### [Work to complete]
Only the lines that include "suscriptores" should be copied from the data below.

### [Records from a collection]
================

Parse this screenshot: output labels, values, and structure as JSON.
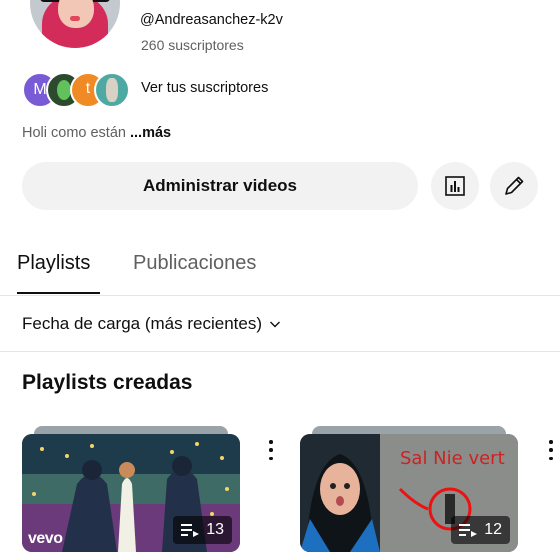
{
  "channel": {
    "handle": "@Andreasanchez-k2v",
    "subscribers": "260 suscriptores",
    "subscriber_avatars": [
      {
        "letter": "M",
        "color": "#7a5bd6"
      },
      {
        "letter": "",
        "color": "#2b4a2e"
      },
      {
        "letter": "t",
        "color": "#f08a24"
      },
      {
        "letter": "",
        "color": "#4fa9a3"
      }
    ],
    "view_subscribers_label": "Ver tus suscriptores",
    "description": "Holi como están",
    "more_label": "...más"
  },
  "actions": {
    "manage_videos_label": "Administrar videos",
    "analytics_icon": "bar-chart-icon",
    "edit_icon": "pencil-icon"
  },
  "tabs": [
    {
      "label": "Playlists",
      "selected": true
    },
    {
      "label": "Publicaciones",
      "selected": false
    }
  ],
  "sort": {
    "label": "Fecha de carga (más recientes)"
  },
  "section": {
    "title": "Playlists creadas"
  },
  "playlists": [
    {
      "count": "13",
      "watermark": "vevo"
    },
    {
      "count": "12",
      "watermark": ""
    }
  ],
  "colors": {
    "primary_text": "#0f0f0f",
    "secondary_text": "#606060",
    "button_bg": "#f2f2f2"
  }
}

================

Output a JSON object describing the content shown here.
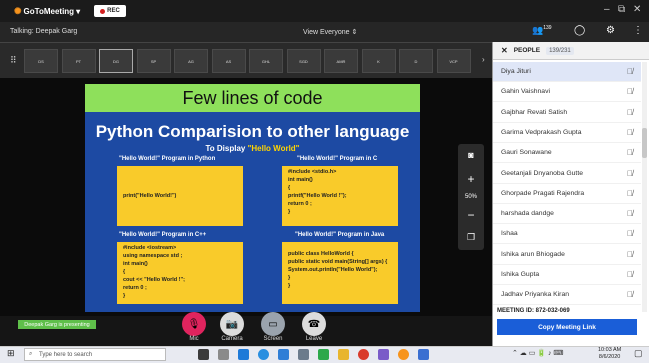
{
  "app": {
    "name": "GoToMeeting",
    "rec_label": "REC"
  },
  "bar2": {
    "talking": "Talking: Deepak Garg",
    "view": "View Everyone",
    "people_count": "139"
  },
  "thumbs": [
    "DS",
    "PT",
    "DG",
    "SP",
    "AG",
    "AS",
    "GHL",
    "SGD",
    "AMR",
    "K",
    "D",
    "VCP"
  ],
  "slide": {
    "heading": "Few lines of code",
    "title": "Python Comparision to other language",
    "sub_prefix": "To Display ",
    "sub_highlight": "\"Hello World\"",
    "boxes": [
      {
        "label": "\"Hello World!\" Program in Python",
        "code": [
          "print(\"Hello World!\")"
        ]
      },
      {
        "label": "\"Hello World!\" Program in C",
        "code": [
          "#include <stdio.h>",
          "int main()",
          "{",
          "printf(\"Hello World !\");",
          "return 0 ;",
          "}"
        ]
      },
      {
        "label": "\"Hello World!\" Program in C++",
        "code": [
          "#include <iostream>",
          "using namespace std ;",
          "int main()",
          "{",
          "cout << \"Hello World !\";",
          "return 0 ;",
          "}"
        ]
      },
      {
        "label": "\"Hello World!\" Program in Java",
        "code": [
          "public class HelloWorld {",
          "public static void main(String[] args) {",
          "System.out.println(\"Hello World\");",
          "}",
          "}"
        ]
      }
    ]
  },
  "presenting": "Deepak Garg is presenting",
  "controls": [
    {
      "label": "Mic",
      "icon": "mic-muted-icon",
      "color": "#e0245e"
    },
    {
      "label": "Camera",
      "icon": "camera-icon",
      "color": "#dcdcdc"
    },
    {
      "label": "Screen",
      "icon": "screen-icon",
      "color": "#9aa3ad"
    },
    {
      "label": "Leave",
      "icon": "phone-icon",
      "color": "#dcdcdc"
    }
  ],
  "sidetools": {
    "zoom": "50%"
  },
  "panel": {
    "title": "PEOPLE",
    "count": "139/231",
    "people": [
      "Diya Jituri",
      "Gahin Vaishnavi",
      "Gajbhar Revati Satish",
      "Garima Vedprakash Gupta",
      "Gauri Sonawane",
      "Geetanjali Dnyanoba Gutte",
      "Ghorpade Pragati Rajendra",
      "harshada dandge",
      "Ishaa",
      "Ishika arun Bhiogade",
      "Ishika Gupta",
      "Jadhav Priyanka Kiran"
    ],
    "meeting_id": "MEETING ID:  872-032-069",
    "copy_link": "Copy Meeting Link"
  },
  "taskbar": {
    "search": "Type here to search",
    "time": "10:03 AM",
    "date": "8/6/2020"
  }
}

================

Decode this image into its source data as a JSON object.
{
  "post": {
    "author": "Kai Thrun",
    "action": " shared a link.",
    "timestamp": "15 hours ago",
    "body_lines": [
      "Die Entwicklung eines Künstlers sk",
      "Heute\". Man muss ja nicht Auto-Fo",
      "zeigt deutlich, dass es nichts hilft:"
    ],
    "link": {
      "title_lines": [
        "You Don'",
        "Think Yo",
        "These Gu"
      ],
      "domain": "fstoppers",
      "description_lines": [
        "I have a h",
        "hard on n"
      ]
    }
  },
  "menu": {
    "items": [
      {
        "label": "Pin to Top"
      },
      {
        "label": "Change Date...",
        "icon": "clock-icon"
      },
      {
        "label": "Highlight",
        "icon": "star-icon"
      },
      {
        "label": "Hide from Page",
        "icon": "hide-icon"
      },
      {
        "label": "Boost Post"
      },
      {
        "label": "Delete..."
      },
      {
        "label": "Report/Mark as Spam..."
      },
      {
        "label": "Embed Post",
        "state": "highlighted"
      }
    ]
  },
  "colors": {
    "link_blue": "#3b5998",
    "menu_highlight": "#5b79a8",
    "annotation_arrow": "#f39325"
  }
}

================

### [Exercise output]
    "subscribers": "260 suscriptores",
    "view_subscribers_label": "Ver tus suscriptores",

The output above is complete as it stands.